Sayonara Gangsters is one of those rare books that actually defies description. I’ve wanted many times, to encourage friends to read it, but when they inevitably ask what it’s about, and what it’s ‘like’, all I can say is ‘read it’. It’s funny, sure. And beautiful. And slightly insane. And haunting. And heart-breaking. But all those words miss the point. The point is you have to read it. So read it.
Jonathan Safran Foer, author of Everything is illuminated
This recommendation is the only reason I borrowed this book from JF-Library. I have no idea what’s it about. The recommendation really arouses my curiosity. The book is written by Genichiro Takahashi. It’s a postmodernism literary book, something I have never read before. When I borrowed it, I was hoping that I will be able to finish this book.
The story happens in the future where gangster rules the world, where people barely have real name anymore. People are naming themselves now. The main character is a man who works in a poetry school, a poetry school like no other poetry school. This book has three parts.
Part one is In Search of “The Nakajima Miyuki Song Book”. “The Nakajima Miyuki Song Book” (it then shortens into Song Book) is the name of a woman given by the main character. The man himself is given name “Sayonara Gangster” by Song Book. The two of them meet after the main character lost his daughter. Song Book used to be a gangster.
Part two is The Poetry School. This part is about the main character’s job in the Poetry School. A school which usually consist of 1 student at a time. His job is more than teaching poetry, he is listening more than teaching. The students are ranging from small boy to incomprehensible thing, from old lady to ancient poet who turned into a refrigerator.
Part three is Sayonara Gangsters. This part is about what happen to Song Book when the gangsters finally find her. It is also about the life of the main character after he is left by Song Book.
What is my impression of this book???
It’s bizarre!! Unlike anything I have ever read before. But somehow I enjoy the weirdness of this book. It gives new essence in the whole literary I have ever read. Just like Jonathan Safran Foer said, this book is a bit difficult to describe…all you have to do is read it and find it out for yourself!!
The writing is also unusual, Genichiro Takahashi sometimes put only 1 sentence in a page and left the rest of the page blank. You can also find a lot of pages that only half page are filled. Although it’s a book with plot, I sometimes fell like reading poetry rather than a novel.

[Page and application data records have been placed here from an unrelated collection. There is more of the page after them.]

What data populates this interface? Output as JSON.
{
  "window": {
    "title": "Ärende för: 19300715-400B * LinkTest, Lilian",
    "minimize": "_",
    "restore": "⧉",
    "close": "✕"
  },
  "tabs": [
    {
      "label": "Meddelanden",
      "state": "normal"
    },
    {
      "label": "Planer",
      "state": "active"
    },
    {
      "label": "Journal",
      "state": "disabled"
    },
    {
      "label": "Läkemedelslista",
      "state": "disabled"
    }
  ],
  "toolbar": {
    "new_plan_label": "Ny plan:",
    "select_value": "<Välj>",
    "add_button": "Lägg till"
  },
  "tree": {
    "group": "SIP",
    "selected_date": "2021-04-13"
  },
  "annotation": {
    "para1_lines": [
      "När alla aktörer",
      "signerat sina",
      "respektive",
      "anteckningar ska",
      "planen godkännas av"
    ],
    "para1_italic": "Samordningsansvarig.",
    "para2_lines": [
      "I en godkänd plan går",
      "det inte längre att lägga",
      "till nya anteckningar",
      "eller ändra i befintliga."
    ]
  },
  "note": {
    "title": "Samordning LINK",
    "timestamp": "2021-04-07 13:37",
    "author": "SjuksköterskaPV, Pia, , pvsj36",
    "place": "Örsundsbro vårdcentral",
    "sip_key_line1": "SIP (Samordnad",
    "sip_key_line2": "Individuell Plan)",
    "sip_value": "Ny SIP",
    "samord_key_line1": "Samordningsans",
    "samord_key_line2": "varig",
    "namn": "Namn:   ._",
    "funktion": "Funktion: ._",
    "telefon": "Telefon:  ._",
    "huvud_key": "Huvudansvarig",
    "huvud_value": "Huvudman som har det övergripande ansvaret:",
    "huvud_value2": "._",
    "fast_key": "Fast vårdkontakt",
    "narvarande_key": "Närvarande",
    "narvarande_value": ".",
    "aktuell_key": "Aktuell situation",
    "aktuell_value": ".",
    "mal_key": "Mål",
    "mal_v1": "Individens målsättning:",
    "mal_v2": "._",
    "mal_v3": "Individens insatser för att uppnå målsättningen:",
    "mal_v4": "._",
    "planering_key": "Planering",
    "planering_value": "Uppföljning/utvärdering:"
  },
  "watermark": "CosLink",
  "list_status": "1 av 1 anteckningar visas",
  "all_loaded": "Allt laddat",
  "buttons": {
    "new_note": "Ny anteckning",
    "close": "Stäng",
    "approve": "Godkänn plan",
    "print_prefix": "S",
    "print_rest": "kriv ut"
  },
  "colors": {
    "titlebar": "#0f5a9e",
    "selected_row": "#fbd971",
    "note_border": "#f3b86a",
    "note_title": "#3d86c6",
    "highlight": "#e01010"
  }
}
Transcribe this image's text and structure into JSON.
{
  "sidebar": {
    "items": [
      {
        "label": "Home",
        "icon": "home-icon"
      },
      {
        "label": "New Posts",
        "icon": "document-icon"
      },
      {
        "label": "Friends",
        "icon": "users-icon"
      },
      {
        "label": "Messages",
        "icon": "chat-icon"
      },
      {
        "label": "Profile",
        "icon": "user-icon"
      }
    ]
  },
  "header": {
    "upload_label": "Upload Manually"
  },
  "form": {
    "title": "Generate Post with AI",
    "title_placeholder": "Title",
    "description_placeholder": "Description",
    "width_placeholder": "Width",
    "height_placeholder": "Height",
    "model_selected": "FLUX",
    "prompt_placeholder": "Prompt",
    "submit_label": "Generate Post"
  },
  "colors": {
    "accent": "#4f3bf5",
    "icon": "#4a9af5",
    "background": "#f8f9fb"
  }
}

I guess the notion of “Don’t judge the book by its cover” rarely happen to me, because this book is one of many books that I picked only based on the cover or the recommendation on the cover and I have no regret of ever read this great book.
This is also my 6th book for Japanese Literature Challenge 3